Wherever the listing has a line with the string "Wang", copy that line out.
***
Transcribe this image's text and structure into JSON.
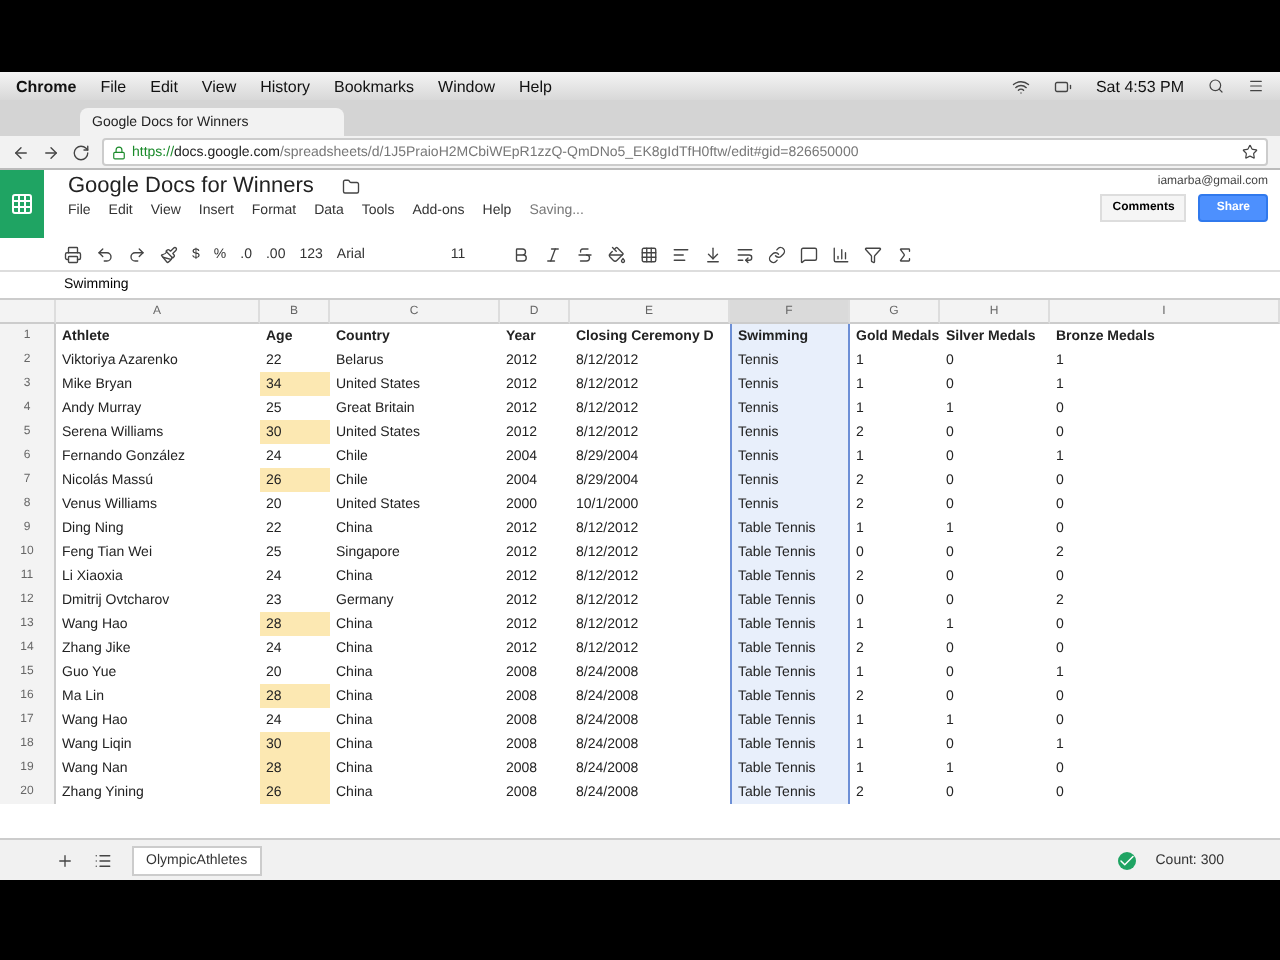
{
  "menubar": {
    "app": "Chrome",
    "items": [
      "File",
      "Edit",
      "View",
      "History",
      "Bookmarks",
      "Window",
      "Help"
    ],
    "clock": "Sat 4:53 PM"
  },
  "browser": {
    "tab": "Google Docs for Winners",
    "url_scheme": "https://",
    "url_host": "docs.google.com",
    "url_path": "/spreadsheets/d/1J5PraioH2MCbiWEpR1zzQ-QmDNo5_EK8gIdTfH0ftw/edit#gid=826650000"
  },
  "doc": {
    "title": "Google Docs for Winners",
    "menus": [
      "File",
      "Edit",
      "View",
      "Insert",
      "Format",
      "Data",
      "Tools",
      "Add-ons",
      "Help"
    ],
    "status": "Saving...",
    "account": "iamarba@gmail.com",
    "comments": "Comments",
    "share": "Share"
  },
  "toolbar": {
    "currency": "$",
    "percent": "%",
    "decrease_decimals": ".0",
    "increase_decimals": ".00",
    "more_formats": "123",
    "font": "Arial",
    "size": "11"
  },
  "formula": "Swimming",
  "columns": [
    {
      "label": "A",
      "selected": false
    },
    {
      "label": "B",
      "selected": false
    },
    {
      "label": "C",
      "selected": false
    },
    {
      "label": "D",
      "selected": false
    },
    {
      "label": "E",
      "selected": false
    },
    {
      "label": "F",
      "selected": true
    },
    {
      "label": "G",
      "selected": false
    },
    {
      "label": "H",
      "selected": false
    },
    {
      "label": "I",
      "selected": false
    }
  ],
  "header": {
    "number": "1",
    "cells": [
      "Athlete",
      "Age",
      "Country",
      "Year",
      "Closing Ceremony D",
      "Swimming",
      "Gold Medals",
      "Silver Medals",
      "Bronze Medals"
    ]
  },
  "rows": [
    {
      "number": "2",
      "highlighted": false,
      "cells": [
        "Viktoriya Azarenko",
        "22",
        "Belarus",
        "2012",
        "8/12/2012",
        "Tennis",
        "1",
        "0",
        "1"
      ]
    },
    {
      "number": "3",
      "highlighted": true,
      "cells": [
        "Mike Bryan",
        "34",
        "United States",
        "2012",
        "8/12/2012",
        "Tennis",
        "1",
        "0",
        "1"
      ]
    },
    {
      "number": "4",
      "highlighted": false,
      "cells": [
        "Andy Murray",
        "25",
        "Great Britain",
        "2012",
        "8/12/2012",
        "Tennis",
        "1",
        "1",
        "0"
      ]
    },
    {
      "number": "5",
      "highlighted": true,
      "cells": [
        "Serena Williams",
        "30",
        "United States",
        "2012",
        "8/12/2012",
        "Tennis",
        "2",
        "0",
        "0"
      ]
    },
    {
      "number": "6",
      "highlighted": false,
      "cells": [
        "Fernando González",
        "24",
        "Chile",
        "2004",
        "8/29/2004",
        "Tennis",
        "1",
        "0",
        "1"
      ]
    },
    {
      "number": "7",
      "highlighted": true,
      "cells": [
        "Nicolás Massú",
        "26",
        "Chile",
        "2004",
        "8/29/2004",
        "Tennis",
        "2",
        "0",
        "0"
      ]
    },
    {
      "number": "8",
      "highlighted": false,
      "cells": [
        "Venus Williams",
        "20",
        "United States",
        "2000",
        "10/1/2000",
        "Tennis",
        "2",
        "0",
        "0"
      ]
    },
    {
      "number": "9",
      "highlighted": false,
      "cells": [
        "Ding Ning",
        "22",
        "China",
        "2012",
        "8/12/2012",
        "Table Tennis",
        "1",
        "1",
        "0"
      ]
    },
    {
      "number": "10",
      "highlighted": false,
      "cells": [
        "Feng Tian Wei",
        "25",
        "Singapore",
        "2012",
        "8/12/2012",
        "Table Tennis",
        "0",
        "0",
        "2"
      ]
    },
    {
      "number": "11",
      "highlighted": false,
      "cells": [
        "Li Xiaoxia",
        "24",
        "China",
        "2012",
        "8/12/2012",
        "Table Tennis",
        "2",
        "0",
        "0"
      ]
    },
    {
      "number": "12",
      "highlighted": false,
      "cells": [
        "Dmitrij Ovtcharov",
        "23",
        "Germany",
        "2012",
        "8/12/2012",
        "Table Tennis",
        "0",
        "0",
        "2"
      ]
    },
    {
      "number": "13",
      "highlighted": true,
      "cells": [
        "Wang Hao",
        "28",
        "China",
        "2012",
        "8/12/2012",
        "Table Tennis",
        "1",
        "1",
        "0"
      ]
    },
    {
      "number": "14",
      "highlighted": false,
      "cells": [
        "Zhang Jike",
        "24",
        "China",
        "2012",
        "8/12/2012",
        "Table Tennis",
        "2",
        "0",
        "0"
      ]
    },
    {
      "number": "15",
      "highlighted": false,
      "cells": [
        "Guo Yue",
        "20",
        "China",
        "2008",
        "8/24/2008",
        "Table Tennis",
        "1",
        "0",
        "1"
      ]
    },
    {
      "number": "16",
      "highlighted": true,
      "cells": [
        "Ma Lin",
        "28",
        "China",
        "2008",
        "8/24/2008",
        "Table Tennis",
        "2",
        "0",
        "0"
      ]
    },
    {
      "number": "17",
      "highlighted": false,
      "cells": [
        "Wang Hao",
        "24",
        "China",
        "2008",
        "8/24/2008",
        "Table Tennis",
        "1",
        "1",
        "0"
      ]
    },
    {
      "number": "18",
      "highlighted": true,
      "cells": [
        "Wang Liqin",
        "30",
        "China",
        "2008",
        "8/24/2008",
        "Table Tennis",
        "1",
        "0",
        "1"
      ]
    },
    {
      "number": "19",
      "highlighted": true,
      "cells": [
        "Wang Nan",
        "28",
        "China",
        "2008",
        "8/24/2008",
        "Table Tennis",
        "1",
        "1",
        "0"
      ]
    },
    {
      "number": "20",
      "highlighted": true,
      "cells": [
        "Zhang Yining",
        "26",
        "China",
        "2008",
        "8/24/2008",
        "Table Tennis",
        "2",
        "0",
        "0"
      ]
    }
  ],
  "sheet_tab": "OlympicAthletes",
  "summary": "Count: 300"
}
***
__EXERCISE SOLUTION__:
        "Wang Hao",
        "Wang Hao",
        "Wang Liqin",
        "Wang Nan",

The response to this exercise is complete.